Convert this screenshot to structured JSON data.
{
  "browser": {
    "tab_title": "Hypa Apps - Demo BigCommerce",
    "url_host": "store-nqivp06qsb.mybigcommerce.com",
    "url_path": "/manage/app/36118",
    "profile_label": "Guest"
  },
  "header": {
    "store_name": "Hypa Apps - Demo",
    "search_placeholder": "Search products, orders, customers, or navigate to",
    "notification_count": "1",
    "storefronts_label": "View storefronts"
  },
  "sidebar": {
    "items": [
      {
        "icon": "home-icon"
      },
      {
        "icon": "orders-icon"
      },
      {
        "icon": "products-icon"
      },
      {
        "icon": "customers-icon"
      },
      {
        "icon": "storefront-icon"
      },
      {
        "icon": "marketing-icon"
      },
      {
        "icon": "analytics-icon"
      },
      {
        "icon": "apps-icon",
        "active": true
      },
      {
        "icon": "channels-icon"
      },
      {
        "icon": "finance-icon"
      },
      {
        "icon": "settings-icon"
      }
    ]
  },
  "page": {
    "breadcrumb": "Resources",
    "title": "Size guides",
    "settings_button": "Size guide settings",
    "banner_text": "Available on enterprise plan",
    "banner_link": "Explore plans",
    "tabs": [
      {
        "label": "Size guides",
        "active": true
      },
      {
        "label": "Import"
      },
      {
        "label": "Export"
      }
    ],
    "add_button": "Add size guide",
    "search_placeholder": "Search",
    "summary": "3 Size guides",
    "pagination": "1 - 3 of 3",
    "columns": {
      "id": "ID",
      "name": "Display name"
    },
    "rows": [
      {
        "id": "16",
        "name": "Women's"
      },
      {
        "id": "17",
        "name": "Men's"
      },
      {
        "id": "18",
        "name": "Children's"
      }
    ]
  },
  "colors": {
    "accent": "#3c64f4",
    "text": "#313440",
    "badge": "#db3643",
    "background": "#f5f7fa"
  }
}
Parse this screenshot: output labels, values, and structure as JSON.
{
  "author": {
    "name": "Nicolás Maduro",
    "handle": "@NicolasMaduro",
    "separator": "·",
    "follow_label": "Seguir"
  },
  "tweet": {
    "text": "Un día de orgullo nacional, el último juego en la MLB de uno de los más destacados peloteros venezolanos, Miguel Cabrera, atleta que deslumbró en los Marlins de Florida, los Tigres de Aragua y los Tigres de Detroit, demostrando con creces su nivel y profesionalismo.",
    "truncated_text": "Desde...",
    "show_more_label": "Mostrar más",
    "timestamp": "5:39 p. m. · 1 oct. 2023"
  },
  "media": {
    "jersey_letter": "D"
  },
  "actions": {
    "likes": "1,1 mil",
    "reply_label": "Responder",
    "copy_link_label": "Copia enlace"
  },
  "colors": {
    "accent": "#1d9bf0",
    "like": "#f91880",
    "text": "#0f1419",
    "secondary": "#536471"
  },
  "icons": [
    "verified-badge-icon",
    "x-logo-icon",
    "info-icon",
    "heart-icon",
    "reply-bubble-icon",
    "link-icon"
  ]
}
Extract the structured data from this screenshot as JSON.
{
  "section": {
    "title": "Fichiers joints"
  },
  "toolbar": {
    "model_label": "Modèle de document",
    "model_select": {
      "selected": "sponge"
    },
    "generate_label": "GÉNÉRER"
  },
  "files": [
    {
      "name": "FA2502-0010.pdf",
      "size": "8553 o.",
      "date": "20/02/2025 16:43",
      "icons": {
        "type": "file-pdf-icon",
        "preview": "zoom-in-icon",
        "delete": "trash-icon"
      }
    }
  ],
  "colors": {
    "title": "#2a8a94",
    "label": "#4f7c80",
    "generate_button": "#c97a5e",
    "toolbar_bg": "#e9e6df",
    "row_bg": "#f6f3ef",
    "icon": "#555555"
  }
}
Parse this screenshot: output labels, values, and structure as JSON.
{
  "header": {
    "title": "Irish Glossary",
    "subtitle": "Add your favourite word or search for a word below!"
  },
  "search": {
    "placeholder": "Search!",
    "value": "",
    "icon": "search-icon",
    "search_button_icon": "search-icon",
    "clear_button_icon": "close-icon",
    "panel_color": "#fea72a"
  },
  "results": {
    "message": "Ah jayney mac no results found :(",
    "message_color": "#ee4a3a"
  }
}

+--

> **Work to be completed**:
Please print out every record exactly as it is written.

> **Exercise response**:
Convert this screenshot to structured JSON data.
{
  "browser": {
    "tab_title": "Hypa Apps - Demo BigCommerce",
    "url_host": "store-nqivp06qsb.mybigcommerce.com",
    "url_path": "/manage/app/36118",
    "profile_label": "Guest"
  },
  "header": {
    "store_name": "Hypa Apps - Demo",
    "search_placeholder": "Search products, orders, customers, or navigate to",
    "notification_count": "1",
    "storefronts_label": "View storefronts"
  },
  "sidebar": {
    "items": [
      {
        "icon": "home-icon"
      },
      {
        "icon": "orders-icon"
      },
      {
        "icon": "products-icon"
      },
      {
        "icon": "customers-icon"
      },
      {
        "icon": "storefront-icon"
      },
      {
        "icon": "marketing-icon"
      },
      {
        "icon": "analytics-icon"
      },
      {
        "icon": "apps-icon",
        "active": true
      },
      {
        "icon": "channels-icon"
      },
      {
        "icon": "finance-icon"
      },
      {
        "icon": "settings-icon"
      }
    ]
  },
  "page": {
    "breadcrumb": "Resources",
    "title": "Size guides",
    "settings_button": "Size guide settings",
    "banner_text": "Available on enterprise plan",
    "banner_link": "Explore plans",
    "tabs": [
      {
        "label": "Size guides",
        "active": true
      },
      {
        "label": "Import"
      },
      {
        "label": "Export"
      }
    ],
    "add_button": "Add size guide",
    "search_placeholder": "Search",
    "summary": "3 Size guides",
    "pagination": "1 - 3 of 3",
    "columns": {
      "id": "ID",
      "name": "Display name"
    },
    "rows": [
      {
        "id": "16",
        "name": "Women's"
      },
      {
        "id": "17",
        "name": "Men's"
      },
      {
        "id": "18",
        "name": "Children's"
      }
    ]
  },
  "colors": {
    "accent": "#3c64f4",
    "text": "#313440",
    "badge": "#db3643",
    "background": "#f5f7fa"
  }
}
Parse this screenshot: output labels, values, and structure as JSON.
{
  "author": {
    "name": "Nicolás Maduro",
    "handle": "@NicolasMaduro",
    "separator": "·",
    "follow_label": "Seguir"
  },
  "tweet": {
    "text": "Un día de orgullo nacional, el último juego en la MLB de uno de los más destacados peloteros venezolanos, Miguel Cabrera, atleta que deslumbró en los Marlins de Florida, los Tigres de Aragua y los Tigres de Detroit, demostrando con creces su nivel y profesionalismo.",
    "truncated_text": "Desde...",
    "show_more_label": "Mostrar más",
    "timestamp": "5:39 p. m. · 1 oct. 2023"
  },
  "media": {
    "jersey_letter": "D"
  },
  "actions": {
    "likes": "1,1 mil",
    "reply_label": "Responder",
    "copy_link_label": "Copia enlace"
  },
  "colors": {
    "accent": "#1d9bf0",
    "like": "#f91880",
    "text": "#0f1419",
    "secondary": "#536471"
  },
  "icons": [
    "verified-badge-icon",
    "x-logo-icon",
    "info-icon",
    "heart-icon",
    "reply-bubble-icon",
    "link-icon"
  ]
}
Extract the structured data from this screenshot as JSON.
{
  "section": {
    "title": "Fichiers joints"
  },
  "toolbar": {
    "model_label": "Modèle de document",
    "model_select": {
      "selected": "sponge"
    },
    "generate_label": "GÉNÉRER"
  },
  "files": [
    {
      "name": "FA2502-0010.pdf",
      "size": "8553 o.",
      "date": "20/02/2025 16:43",
      "icons": {
        "type": "file-pdf-icon",
        "preview": "zoom-in-icon",
        "delete": "trash-icon"
      }
    }
  ],
  "colors": {
    "title": "#2a8a94",
    "label": "#4f7c80",
    "generate_button": "#c97a5e",
    "toolbar_bg": "#e9e6df",
    "row_bg": "#f6f3ef",
    "icon": "#555555"
  }
}
Parse this screenshot: output labels, values, and structure as JSON.
{
  "header": {
    "title": "Irish Glossary",
    "subtitle": "Add your favourite word or search for a word below!"
  },
  "search": {
    "placeholder": "Search!",
    "value": "",
    "icon": "search-icon",
    "search_button_icon": "search-icon",
    "clear_button_icon": "close-icon",
    "panel_color": "#fea72a"
  },
  "results": {
    "message": "Ah jayney mac no results found :(",
    "message_color": "#ee4a3a"
  }
}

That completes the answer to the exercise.